The data business will use its Opta database, alongside video performance analysis and a series of advanced models to assess performances for integrity purposes.
The service sees Stats use statistics such as expected goals as well as player tracking data to help with investigations.

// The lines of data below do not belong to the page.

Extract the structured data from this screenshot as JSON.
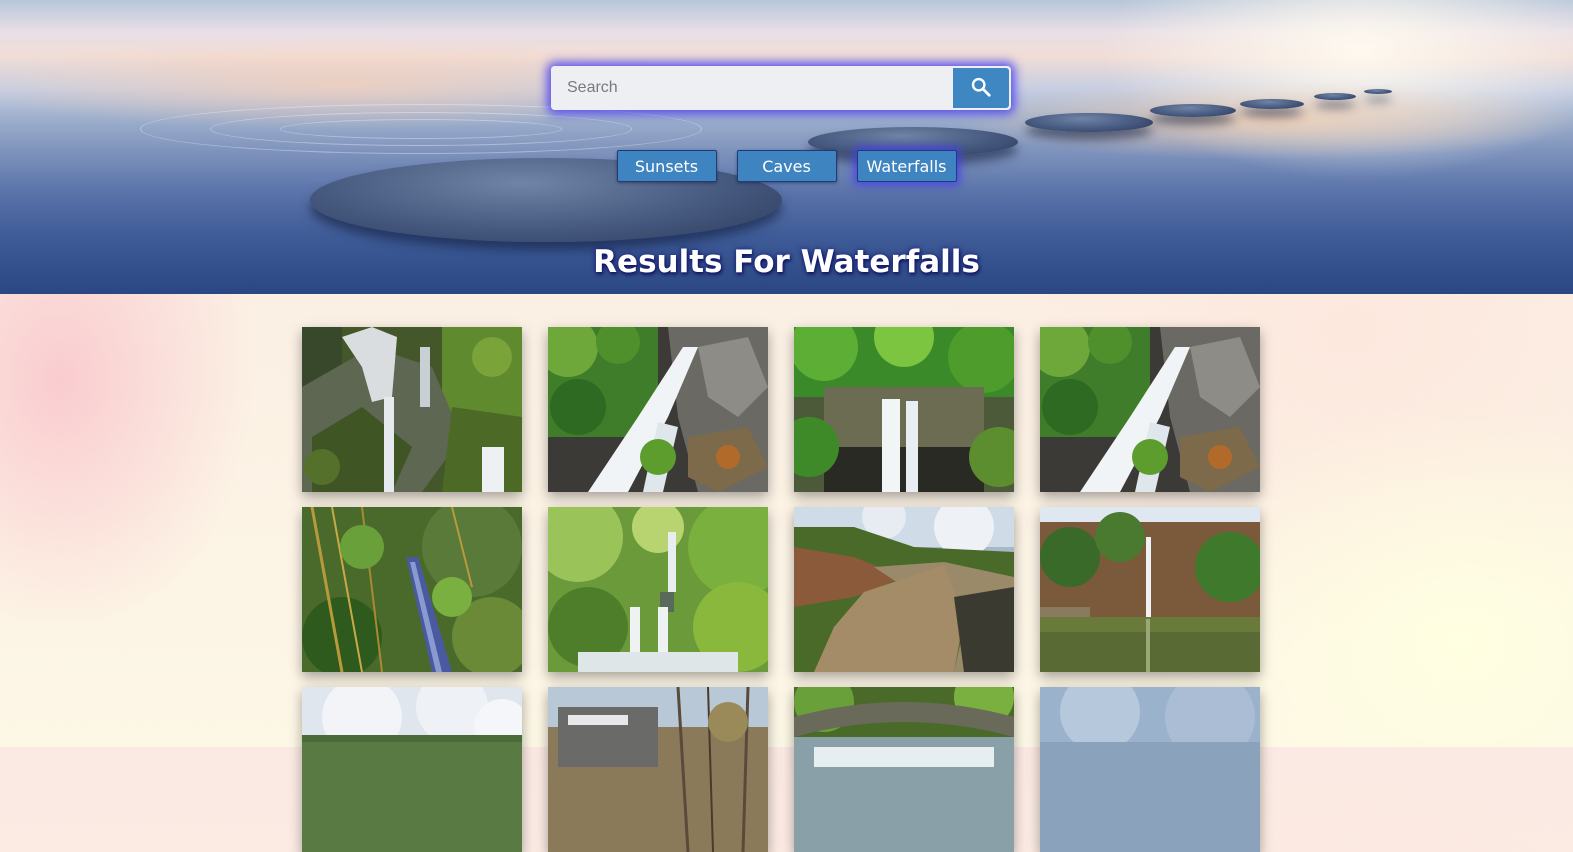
{
  "search": {
    "placeholder": "Search"
  },
  "categories": [
    {
      "label": "Sunsets",
      "active": false
    },
    {
      "label": "Caves",
      "active": false
    },
    {
      "label": "Waterfalls",
      "active": true
    }
  ],
  "results_title": "Results For Waterfalls",
  "colors": {
    "button_blue": "#3d84c0",
    "glow": "#463cf0",
    "title_text": "#ffffff"
  },
  "icons": {
    "search_button": "search-icon"
  },
  "gallery": {
    "photos": [
      {
        "subject": "mossy-rock-cascade"
      },
      {
        "subject": "waterfall-over-dark-rocks"
      },
      {
        "subject": "twin-falls-in-gorge"
      },
      {
        "subject": "waterfall-over-dark-rocks"
      },
      {
        "subject": "stream-behind-bamboo"
      },
      {
        "subject": "tiered-jungle-falls"
      },
      {
        "subject": "muddy-river-canyon"
      },
      {
        "subject": "cliff-falls-into-lake"
      },
      {
        "subject": "cloudy-landscape"
      },
      {
        "subject": "old-shed-in-woods"
      },
      {
        "subject": "stone-bridge-over-rapids"
      },
      {
        "subject": "overcast-sky"
      }
    ]
  }
}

These, as well as video analysis, are used alongside its existing integrity tools based on suspicious bet reports to create a more complete picture.
“In one case two football matches were referred to Stats Perform for analysis which had been highlighted as high risk due to suspicions around a predetermined sporting fix between the two sides,” the data provider said.

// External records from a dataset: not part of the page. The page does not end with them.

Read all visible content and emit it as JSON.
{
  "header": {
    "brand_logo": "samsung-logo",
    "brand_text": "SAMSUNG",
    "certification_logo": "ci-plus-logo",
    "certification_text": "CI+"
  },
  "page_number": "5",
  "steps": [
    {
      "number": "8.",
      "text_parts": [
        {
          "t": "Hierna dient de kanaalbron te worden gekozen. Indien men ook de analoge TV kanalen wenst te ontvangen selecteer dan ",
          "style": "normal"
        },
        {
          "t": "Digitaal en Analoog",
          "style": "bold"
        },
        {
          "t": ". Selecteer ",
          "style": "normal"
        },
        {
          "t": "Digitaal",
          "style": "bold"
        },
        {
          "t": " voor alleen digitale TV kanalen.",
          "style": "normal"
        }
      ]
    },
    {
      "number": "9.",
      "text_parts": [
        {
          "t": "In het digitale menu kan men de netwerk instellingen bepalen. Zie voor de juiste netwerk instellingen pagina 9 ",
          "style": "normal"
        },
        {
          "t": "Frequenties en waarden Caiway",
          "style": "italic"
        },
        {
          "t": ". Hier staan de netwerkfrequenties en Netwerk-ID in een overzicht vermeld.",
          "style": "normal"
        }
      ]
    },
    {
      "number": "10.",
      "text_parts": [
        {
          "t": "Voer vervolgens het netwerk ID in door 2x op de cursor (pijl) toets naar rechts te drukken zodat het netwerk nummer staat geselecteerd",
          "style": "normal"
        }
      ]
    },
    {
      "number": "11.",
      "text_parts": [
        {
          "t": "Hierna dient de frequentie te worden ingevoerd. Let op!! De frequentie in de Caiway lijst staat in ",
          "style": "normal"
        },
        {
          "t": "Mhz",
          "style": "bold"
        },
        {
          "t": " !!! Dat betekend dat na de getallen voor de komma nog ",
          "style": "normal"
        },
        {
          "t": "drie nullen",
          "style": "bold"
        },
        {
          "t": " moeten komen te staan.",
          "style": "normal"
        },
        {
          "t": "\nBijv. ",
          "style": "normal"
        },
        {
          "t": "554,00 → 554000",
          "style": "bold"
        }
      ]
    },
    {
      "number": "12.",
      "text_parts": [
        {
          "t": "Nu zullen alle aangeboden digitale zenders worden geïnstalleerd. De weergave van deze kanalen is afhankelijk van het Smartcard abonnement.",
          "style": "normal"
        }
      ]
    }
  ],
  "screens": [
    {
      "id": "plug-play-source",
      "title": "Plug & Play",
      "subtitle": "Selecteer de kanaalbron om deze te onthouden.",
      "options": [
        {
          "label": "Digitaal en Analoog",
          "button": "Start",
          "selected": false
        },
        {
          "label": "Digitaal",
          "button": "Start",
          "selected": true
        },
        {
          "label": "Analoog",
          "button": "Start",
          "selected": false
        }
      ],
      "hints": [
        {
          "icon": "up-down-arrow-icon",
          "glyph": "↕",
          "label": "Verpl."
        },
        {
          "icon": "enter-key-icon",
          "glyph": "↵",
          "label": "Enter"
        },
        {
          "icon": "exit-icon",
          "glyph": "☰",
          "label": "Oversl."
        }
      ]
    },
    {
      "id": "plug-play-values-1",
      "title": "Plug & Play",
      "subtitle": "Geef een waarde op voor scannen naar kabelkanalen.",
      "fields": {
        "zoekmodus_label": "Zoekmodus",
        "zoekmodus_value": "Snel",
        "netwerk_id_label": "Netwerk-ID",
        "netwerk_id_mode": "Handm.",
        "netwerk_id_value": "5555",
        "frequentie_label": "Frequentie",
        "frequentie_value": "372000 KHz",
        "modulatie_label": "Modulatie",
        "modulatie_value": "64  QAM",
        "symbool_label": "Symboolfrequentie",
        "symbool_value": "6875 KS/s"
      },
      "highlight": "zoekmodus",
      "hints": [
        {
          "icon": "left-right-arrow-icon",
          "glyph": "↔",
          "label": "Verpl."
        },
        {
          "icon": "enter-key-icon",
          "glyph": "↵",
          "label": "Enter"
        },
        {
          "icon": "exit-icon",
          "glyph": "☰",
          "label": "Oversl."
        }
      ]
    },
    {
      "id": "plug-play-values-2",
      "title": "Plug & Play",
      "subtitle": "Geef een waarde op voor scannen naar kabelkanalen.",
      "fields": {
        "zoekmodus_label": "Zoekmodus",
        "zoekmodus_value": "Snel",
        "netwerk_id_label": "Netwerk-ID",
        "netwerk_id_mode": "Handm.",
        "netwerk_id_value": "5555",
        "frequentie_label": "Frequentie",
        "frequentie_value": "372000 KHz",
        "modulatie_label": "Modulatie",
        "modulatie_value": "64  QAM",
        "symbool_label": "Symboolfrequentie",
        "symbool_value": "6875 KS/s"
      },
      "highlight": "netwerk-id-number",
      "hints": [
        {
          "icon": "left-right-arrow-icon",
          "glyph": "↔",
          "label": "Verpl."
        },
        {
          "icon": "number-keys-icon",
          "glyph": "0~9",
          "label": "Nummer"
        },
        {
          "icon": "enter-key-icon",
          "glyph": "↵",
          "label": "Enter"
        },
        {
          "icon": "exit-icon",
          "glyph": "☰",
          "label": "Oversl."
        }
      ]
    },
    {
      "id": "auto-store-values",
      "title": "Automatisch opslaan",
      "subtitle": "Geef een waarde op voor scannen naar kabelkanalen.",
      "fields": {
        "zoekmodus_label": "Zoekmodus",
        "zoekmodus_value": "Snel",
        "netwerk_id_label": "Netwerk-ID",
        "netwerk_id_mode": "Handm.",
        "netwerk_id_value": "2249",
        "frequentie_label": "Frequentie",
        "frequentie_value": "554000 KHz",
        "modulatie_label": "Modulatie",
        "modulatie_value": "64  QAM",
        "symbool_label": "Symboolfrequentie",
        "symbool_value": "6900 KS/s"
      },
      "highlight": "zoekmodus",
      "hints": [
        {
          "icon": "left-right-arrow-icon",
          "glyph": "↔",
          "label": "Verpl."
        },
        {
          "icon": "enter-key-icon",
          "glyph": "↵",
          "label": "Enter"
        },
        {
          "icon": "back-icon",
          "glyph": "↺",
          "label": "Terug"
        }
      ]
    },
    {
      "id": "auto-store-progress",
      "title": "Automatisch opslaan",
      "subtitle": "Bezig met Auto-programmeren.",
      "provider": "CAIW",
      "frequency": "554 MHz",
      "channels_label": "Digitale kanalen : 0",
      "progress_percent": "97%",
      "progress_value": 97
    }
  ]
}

“The analysis revealed a demonstrably low lack of attacking intent from one team in the first match, including an historically low Expected Goals total and among the lowest pressing statistics in the entire Opta database.

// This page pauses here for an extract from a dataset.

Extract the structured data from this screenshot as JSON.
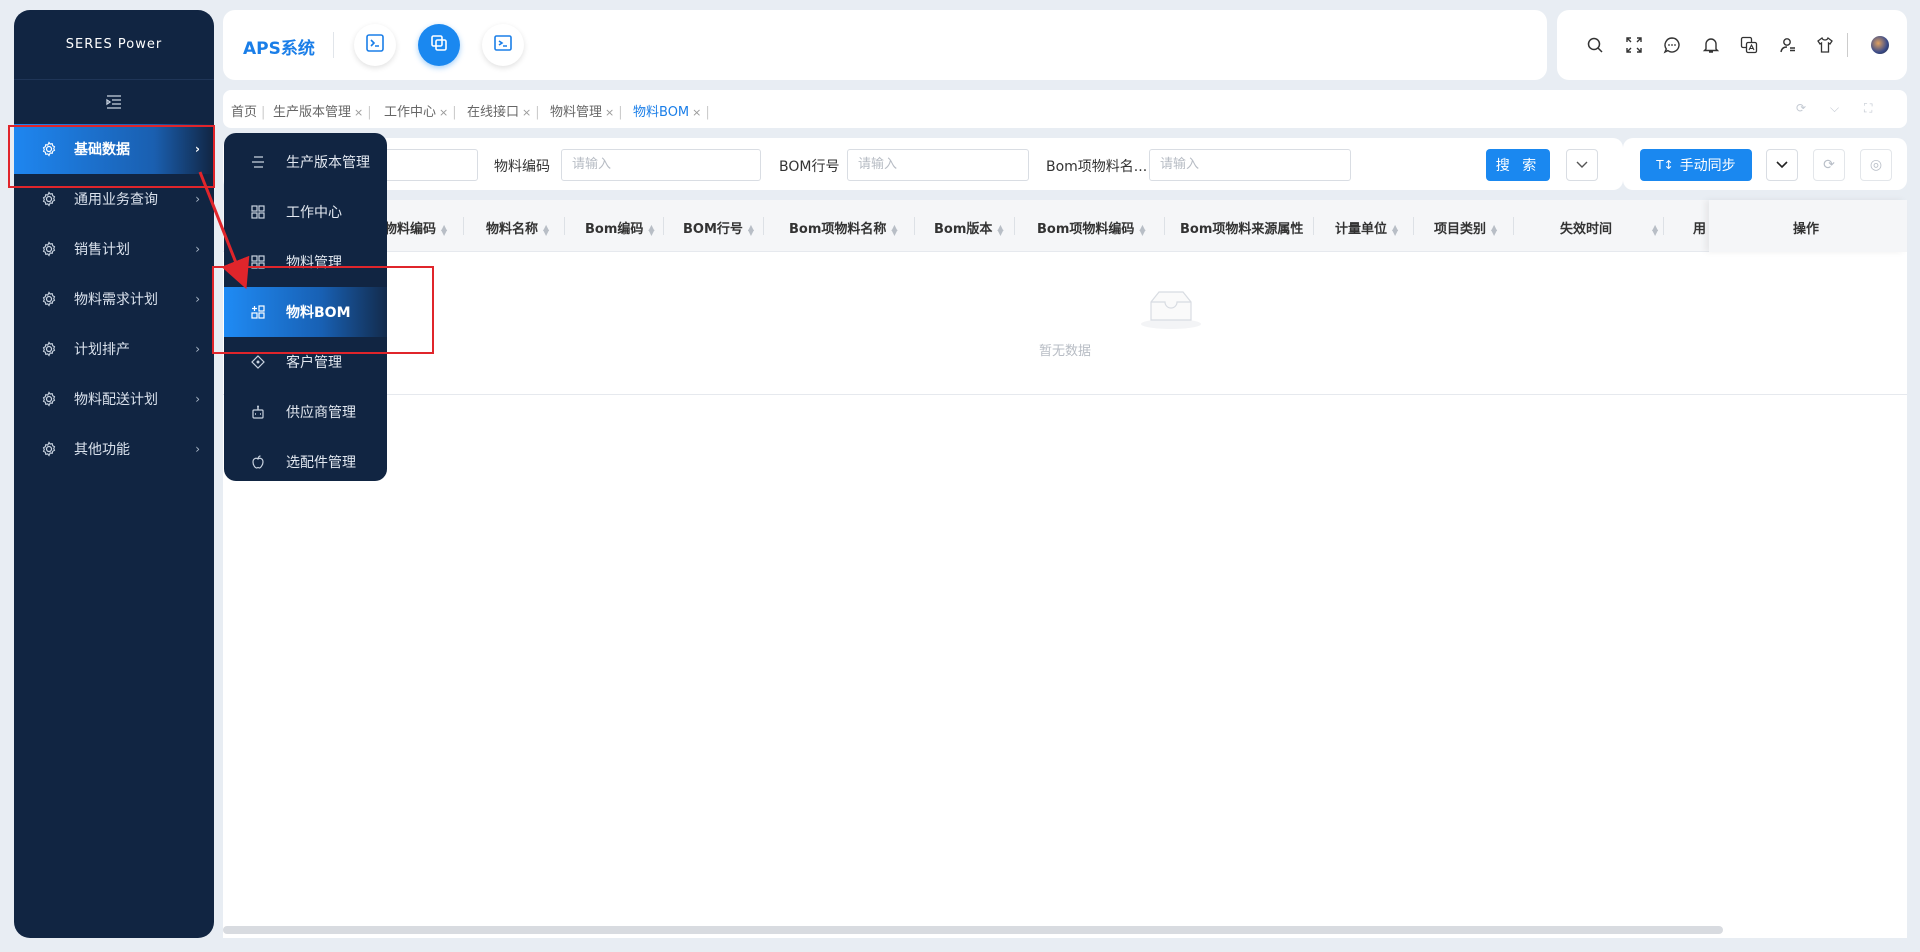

“Other investigations have shown changes in formation by teams in specific periods of matches, as well as individual errors aligned with suspicious moves in betting markets.”
Stats Perform said that performance analysis had previously only played a peripheral role in the sporting integrity conversation, owing to the fact that the data required had “lack[ed] the necessary robustness for disciplinary proceedings”.
However, it said that its use of the Opta database, as the largest performance analysis database in sport, combined with a transparent methodology, allow it to introduce these tools to integrity investigations for the first time.
Multiple football governing bodies have already employed the service for use in match-fixing cases.
“As with every element of sport integrity, success is built on a unified combination of measures across prevention, detection and investigation,” Jake Marsh, global head of integrity at Stats Perform, said. “Sport governing bodies have been calling for professional performance analysis to support the fight against match-fixing and we have answered that call.
“This is an additional tool and deterrent in the fight against sporting corruption, and a new front in maintaining the integrity of sport.”
Alex Rice, chief rights officer for Stats Perform, said Opta had long proved to be a valuable tool in assessing player performance and it made sense to put it to use for integrity reasons as well.
“Opta data is the most trusted, accurate and largest performance database in the industry,” Rice said. “We’ve been using it in the media and elite team performance space for years but by switching the perspective, we’re able to help answer questions about the integrity of a match using a professional approach and methodology.”
Stats Perform’s work on integrity issues has also seen it become the first data provider to receive the International Betting Integrity Association’s (IBIA) Data Standards Accreditation for betting data collection.
These standards were set out by the IBIA in October 2020 and include a requirement that all data collection be carried out by people aged 18 and above, whose identities have been verified. Data providers must also carry out a detailed risk assessment for all sporting events or competitions on which they collect data and must make clear how the data was collected.